Internatonal consultant & speaker. Former Mexican Ambassador to US
As the storm over the alleged Russian hacking of the Democratic party and its candidate during the 2016 U.S. presidential election continues to brew, it’s well worth underscoring once again how international relations have been radically transformed over the last five years, particularly as a result of three trends: the development of new information and communication technologies, the role of new non-state actors, both domestically and internationally, and the emergence of a new international security agenda. The three are interrelated and feed upon another, which explains why social networks are already being used as a weapon and the fact that the Internet is one of the main battle theatres of the present and future, and an integral component of geopolitical calculus in this century. Here’s a snapshot of the tectonic shift that is occurring under our feet: there are now 3.4 billion Internet users, approximately 500 million tweets are posted every day and the equivalent of seven hours of video are uploaded to YouTube every second; with 1.7 billion users, if Facebook were a country, it would be the largest in the world. Moreover, according to a Pew Research Center report, 62% of people in the United States today get their news from social networks. And we are not yet on the crest of the wave; almost half of the world’s adult population is still not online. But social networks have already revolutionized our lives, from buying a product to finding a partner, redefining social interaction mechanisms across the globe, in both industrialized and less developed nations. These networks and digital platforms have certainly become a mirror that reflects all kinds of human interests, behaviours and aspirations, including the exercise of power. Not surprisingly, these digital platforms today are also transforming how we conduct politics and the way in which nations and non-State actors interact. If in the nineteenth century Clausewitz conceived war as the continuation of politics by other means, it should not surprise us that today in the international system social networks are being used as the continuation of war by other means.

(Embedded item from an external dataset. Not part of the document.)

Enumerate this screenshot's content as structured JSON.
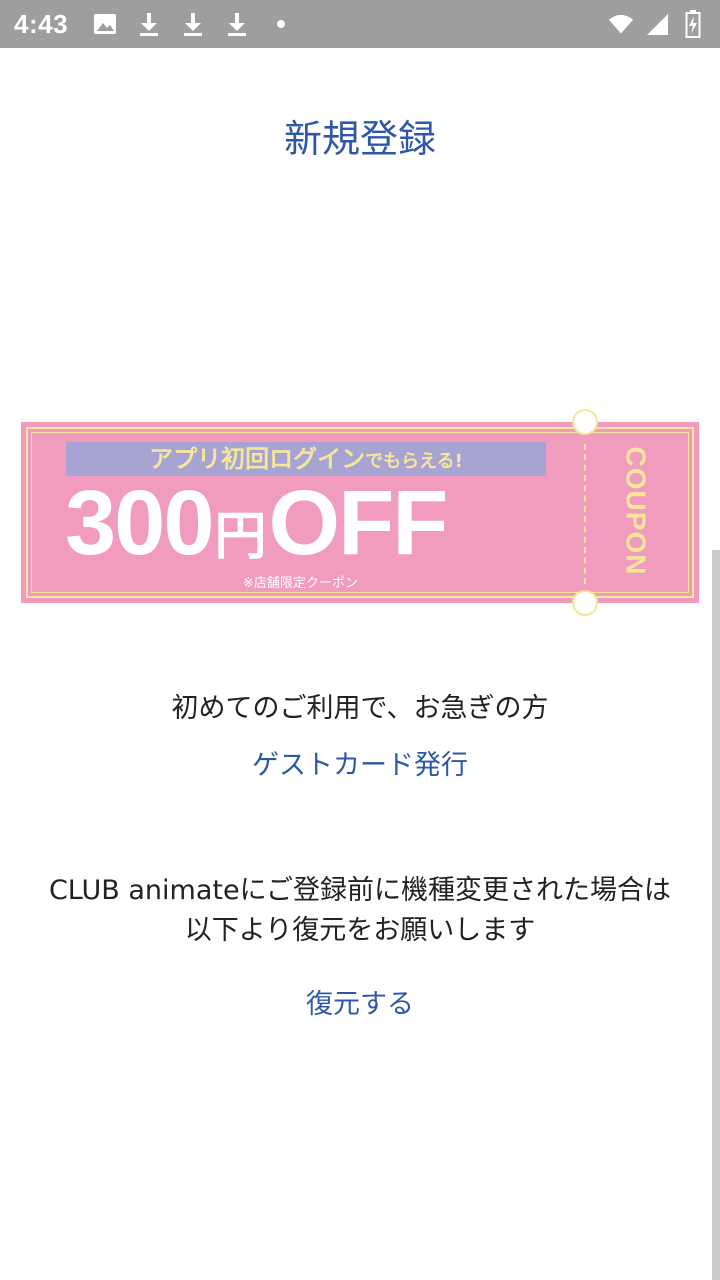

The notion that social networks could be used to detonate change gelled sometime around 2010 and gained traction during the “Arab Spring” of 2011. The common denominator of this narrative was that authoritarian or closed governments were threatened by the power of the individual and of civil society groups using tools of open societies, such as the Internet. Although the limitations to these so-called “Twitter revolutions” quickly became apparent, it is undeniable that social networks can be used as inherently destabilizing tools of any status quo. More than ever before, 2016 proved that unambiguously. Around the world, terrorists, hacktivists, social groups or States are now using these platforms and their capillarity to spur propaganda and fear, to control, misinform and fragment, to empower and promote trolls and troll farms, astroturfing, bots and negative campaigns on the Internet, or as an key instrument and asset in the hard-power arsenal of a nation. The uses of these tools, whether wielded by ISIS or by activists and other actors in the presidential election in the U.S., are clear examples of these patterns.
Moreover, in a world with greater fragmentation but also greater connectivity -where more and more people are connecting- leaders are not very good at actually interpreting the messages that are out there from people who are not connecting through formal institutional mechanisms or traditional media platforms. The 2016 US presidential election is again a case in point, and for those of us who believe in liberal, open, plural and tolerant societies, a very bad piece of news. Last year also confirmed even more starkly how the ubiquity of the new digital space is transforming the nature of power and how technology is driving and augmenting societal changes. Therefore, nations and governments –and policymakers- must move from using social networks passively to conduct –with varied degrees of success- digital diplomacy or public diplomacy, to urgently understanding the extraordinary scale of transformation needed for contemporary governance, Statecraft and streetcraft. And it is in tackling this challenge where nations across Latin America are woefully unprepared.
Whether it’s in cyber-security capabilities or protocols or understanding that social networks are more than a tool for propaganda or -in the best of cases- interaction, engagement and out-of-the-box problem solving, Latin American governments and leaders are failing to look over the horizon and take the bold decisions and risks –decisions that must be made neither gradually nor incrementally, but resolutely and quickly- that adapting to this new reality entails. Think, for example, of how much Mexico needs, in coordination with its two North American neighbours and partners, Canada and the US, to engage in bolstering its capabilities and tools to continue building upon common domain awareness in North America in order to better protect everything from key infrastructure (border ports of entry or critical energy facilities) to its integrated supply chains and joint production platforms all the way to its electoral registries and systems.
It is technology that lies at the heart of the disruptive power of all relevant actors of the 21st Century international system, and one of the most dire challenges to the cornerstone of our freedoms, wellbeing and resilience that are our open societies. We are witnessing the beginning of a much greater revolution, one that is beginning to reconfigure, at one end of the spectrum, the behaviour and actions of social groups, as well as politico-military strategies of non-state actors and world powers, on the other.